Best Irish Books
For a country with a population of just 4 million people, Ireland’s literary contributions are enormous. In observance of St. Patrick’s Day, I’ve cherry picked a few of my favorite Irish novels from a list Laura Hampson created for the London Evening Standard in March 2018. Read the full list of 17 here.
Brooklyn by Colm Tόibίn: Set in rural Ireland in the 1950s, it centers on Eilis Lacey – a young woman who is unable to find work. She decides to immigrate from Enniscorthy to Brooklyn, New York to pursue better job prospects. The novel is an emotional rollercoaster which sees Eilis battle with the pull between her new life in the States and the life she left behind in Ireland. In 2016 it was adapted into a film starring Saoirse Ronan as Eilis.
Where Rainbows End by Cecelia Ahern: Where Rainbows End centers on the lifelong friendship between Alex and Rosie. Written in epistolary form, the novel charts their friendship – and star-crossed lovers-type romance – from early childhood through to middle age. Rosie’s world is turned upside down when she becomes unexpectedly pregnant after a one-night stand at 18 and Alex had moved to the other side of the world. The book has been adapted into a film called Love, Rosie, starring Lily Collins and Sam Claflin.

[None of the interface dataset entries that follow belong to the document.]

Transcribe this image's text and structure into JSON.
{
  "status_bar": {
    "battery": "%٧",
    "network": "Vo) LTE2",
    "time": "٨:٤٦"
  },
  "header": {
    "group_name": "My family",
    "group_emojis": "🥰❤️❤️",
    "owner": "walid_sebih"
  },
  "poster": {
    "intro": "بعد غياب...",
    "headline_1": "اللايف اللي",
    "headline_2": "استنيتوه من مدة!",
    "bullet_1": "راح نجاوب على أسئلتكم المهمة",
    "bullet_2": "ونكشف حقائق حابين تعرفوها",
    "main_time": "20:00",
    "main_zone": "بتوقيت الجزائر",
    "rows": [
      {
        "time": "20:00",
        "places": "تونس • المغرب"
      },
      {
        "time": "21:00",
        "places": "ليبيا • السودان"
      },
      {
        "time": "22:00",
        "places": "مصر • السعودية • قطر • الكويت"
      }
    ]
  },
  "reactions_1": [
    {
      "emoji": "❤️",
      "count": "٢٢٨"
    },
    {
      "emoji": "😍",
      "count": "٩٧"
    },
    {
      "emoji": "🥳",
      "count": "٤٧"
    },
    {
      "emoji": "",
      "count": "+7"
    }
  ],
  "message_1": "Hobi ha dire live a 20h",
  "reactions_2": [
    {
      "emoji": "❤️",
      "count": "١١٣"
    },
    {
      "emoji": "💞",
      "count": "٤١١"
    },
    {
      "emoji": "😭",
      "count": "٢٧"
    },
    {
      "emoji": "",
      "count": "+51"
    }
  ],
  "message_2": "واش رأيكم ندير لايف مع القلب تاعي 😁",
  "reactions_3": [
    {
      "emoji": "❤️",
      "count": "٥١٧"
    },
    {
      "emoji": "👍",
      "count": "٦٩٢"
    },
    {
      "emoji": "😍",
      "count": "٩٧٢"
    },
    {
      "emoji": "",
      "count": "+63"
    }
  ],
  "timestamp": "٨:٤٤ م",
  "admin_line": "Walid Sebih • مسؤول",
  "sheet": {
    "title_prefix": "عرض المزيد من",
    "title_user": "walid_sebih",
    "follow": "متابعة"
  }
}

Rachel’s Holiday by Marian Keyes: Marian Keyes has an amazing personal story that should give hope to all aspiring authors. She didn’t begin writing until she was 30 and had just entered rehab for alcoholism. In Rachel’s Holiday, the title character has lived in New York for the better part of a decade and after a near-deadly cocktail of alcohol and cocaine she is taken back to Dublin and put into rehab by her family. What follows is a heart-warming tale in Keye’s signature witty, and very Irish style.
The Sea by John Banville: The Sea won the Booker prize in 2005 and is narrated by a man named Max, a widowed art historian returning to a seaside house he knew as a child. While attempting to deal with the loss of his wife, we discover that something happened at the house he lodges at… A novel about love, loss and the unpredictable power of memory.
The Last September by Elizabeth Bowen: Bowen’s novel was published less than a decade after the end of the Irish War of Independence in 1921 – the backdrop for this book. Based on the lives of the Naylor family in Co. Cork, Bowen said of the novel “[it was the] nearest to my heart, and had a deep, unclouded, spontaneous source. It is a work of instinct rather than knowledge.”
Happy St. Patrick’s Day!